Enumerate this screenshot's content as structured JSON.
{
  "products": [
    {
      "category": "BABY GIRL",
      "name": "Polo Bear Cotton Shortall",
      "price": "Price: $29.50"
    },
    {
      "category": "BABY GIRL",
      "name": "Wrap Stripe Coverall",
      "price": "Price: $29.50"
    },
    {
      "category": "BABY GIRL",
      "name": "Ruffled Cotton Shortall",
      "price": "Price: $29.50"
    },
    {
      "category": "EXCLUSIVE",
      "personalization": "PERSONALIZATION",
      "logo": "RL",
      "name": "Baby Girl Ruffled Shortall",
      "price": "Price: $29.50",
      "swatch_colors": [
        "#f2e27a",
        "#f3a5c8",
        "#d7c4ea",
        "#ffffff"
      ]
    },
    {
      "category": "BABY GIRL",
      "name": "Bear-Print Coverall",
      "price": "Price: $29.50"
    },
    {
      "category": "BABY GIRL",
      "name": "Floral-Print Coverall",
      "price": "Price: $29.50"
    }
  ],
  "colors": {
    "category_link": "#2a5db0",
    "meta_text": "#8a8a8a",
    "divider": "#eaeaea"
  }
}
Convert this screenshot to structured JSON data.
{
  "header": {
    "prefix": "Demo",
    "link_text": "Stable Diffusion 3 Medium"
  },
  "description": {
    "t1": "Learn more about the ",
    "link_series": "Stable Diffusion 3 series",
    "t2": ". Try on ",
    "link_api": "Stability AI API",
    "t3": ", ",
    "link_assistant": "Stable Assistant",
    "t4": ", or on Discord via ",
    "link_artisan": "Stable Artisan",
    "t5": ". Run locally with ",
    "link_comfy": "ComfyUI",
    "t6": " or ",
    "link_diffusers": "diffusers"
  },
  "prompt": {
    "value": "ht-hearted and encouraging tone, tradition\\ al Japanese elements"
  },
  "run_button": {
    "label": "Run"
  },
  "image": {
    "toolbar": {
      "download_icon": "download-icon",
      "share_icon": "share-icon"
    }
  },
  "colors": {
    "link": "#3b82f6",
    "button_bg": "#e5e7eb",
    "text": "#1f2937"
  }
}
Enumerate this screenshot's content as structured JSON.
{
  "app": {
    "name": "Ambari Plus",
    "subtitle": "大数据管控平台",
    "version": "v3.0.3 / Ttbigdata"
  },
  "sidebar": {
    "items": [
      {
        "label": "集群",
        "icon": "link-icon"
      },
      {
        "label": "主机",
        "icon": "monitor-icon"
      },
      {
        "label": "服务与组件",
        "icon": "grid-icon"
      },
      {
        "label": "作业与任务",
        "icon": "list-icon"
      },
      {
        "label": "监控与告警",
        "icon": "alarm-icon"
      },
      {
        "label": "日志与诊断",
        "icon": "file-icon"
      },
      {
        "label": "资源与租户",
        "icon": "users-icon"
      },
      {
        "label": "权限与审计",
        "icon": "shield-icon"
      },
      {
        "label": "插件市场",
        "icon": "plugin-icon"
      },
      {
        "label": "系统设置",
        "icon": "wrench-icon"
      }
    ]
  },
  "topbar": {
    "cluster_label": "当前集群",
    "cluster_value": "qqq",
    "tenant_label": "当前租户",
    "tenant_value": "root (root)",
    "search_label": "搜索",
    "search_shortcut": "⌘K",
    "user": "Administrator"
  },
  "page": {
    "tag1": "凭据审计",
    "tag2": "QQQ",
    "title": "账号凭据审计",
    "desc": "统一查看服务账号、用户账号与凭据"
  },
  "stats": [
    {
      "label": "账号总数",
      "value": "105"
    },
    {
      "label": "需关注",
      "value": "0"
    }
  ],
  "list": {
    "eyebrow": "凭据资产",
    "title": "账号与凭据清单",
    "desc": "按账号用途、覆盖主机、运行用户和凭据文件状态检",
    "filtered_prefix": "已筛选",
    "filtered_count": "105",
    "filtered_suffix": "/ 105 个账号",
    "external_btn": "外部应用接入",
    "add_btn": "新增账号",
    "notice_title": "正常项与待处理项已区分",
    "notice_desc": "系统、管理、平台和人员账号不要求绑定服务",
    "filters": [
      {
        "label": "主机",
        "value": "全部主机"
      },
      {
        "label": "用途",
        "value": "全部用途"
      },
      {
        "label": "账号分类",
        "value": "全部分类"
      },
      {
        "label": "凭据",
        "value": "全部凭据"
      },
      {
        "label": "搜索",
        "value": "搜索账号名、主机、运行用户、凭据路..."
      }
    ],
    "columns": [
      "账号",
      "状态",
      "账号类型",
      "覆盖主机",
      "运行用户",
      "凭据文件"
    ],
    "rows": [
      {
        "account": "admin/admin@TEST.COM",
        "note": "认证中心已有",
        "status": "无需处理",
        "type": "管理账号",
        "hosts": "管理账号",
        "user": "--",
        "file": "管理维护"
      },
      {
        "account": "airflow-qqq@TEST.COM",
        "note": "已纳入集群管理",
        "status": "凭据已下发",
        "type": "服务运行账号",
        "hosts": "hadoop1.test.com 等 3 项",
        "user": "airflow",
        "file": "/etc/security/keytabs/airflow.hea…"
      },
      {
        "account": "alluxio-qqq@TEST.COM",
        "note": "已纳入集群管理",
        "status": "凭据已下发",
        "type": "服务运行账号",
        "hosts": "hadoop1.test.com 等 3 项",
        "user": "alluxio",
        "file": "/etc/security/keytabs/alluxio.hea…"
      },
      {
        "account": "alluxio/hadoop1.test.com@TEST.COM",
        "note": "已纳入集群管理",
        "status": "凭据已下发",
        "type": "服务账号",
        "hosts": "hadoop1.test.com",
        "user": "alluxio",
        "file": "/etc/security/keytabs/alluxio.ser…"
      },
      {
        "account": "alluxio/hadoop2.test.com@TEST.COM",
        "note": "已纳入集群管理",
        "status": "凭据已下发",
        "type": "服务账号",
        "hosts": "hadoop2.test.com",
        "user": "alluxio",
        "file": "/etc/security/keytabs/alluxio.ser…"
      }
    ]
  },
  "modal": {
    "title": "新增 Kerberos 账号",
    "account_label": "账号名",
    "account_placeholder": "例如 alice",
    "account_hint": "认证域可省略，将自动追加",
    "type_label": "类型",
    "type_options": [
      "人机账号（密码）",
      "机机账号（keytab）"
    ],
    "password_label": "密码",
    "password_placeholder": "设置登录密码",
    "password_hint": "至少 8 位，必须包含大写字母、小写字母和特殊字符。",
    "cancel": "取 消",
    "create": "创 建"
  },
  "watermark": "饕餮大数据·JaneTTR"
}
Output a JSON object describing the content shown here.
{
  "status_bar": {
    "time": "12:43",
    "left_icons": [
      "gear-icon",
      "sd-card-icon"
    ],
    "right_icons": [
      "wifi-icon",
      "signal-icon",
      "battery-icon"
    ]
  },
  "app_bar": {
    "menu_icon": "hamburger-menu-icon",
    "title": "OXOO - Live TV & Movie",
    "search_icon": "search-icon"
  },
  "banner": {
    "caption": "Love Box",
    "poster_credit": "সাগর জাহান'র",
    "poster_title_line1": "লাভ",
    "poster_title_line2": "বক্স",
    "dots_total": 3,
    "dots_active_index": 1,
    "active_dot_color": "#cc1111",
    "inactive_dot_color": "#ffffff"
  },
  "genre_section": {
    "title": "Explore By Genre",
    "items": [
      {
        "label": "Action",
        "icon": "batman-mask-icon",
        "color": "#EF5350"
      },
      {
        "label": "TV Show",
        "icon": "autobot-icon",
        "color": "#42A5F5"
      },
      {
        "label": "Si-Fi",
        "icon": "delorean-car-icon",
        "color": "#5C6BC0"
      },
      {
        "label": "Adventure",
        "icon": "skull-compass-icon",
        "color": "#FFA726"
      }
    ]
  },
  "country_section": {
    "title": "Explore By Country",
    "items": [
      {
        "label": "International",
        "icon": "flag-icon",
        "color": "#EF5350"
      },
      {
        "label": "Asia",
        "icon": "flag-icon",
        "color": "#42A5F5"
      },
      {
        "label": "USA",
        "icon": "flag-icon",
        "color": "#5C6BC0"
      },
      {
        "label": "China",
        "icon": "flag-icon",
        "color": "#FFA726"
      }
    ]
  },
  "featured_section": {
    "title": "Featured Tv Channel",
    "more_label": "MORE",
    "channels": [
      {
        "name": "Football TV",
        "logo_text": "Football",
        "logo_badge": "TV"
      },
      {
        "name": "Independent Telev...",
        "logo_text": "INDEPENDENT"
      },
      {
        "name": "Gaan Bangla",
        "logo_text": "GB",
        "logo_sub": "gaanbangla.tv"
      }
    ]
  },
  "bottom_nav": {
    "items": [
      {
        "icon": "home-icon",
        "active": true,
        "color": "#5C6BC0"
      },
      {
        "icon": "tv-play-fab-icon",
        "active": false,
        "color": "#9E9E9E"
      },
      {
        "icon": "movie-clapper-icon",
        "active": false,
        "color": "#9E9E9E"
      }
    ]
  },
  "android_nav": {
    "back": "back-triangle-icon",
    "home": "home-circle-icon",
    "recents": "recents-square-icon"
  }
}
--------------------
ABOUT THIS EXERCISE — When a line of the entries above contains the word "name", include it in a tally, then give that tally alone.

YOUR RESPONSE — 10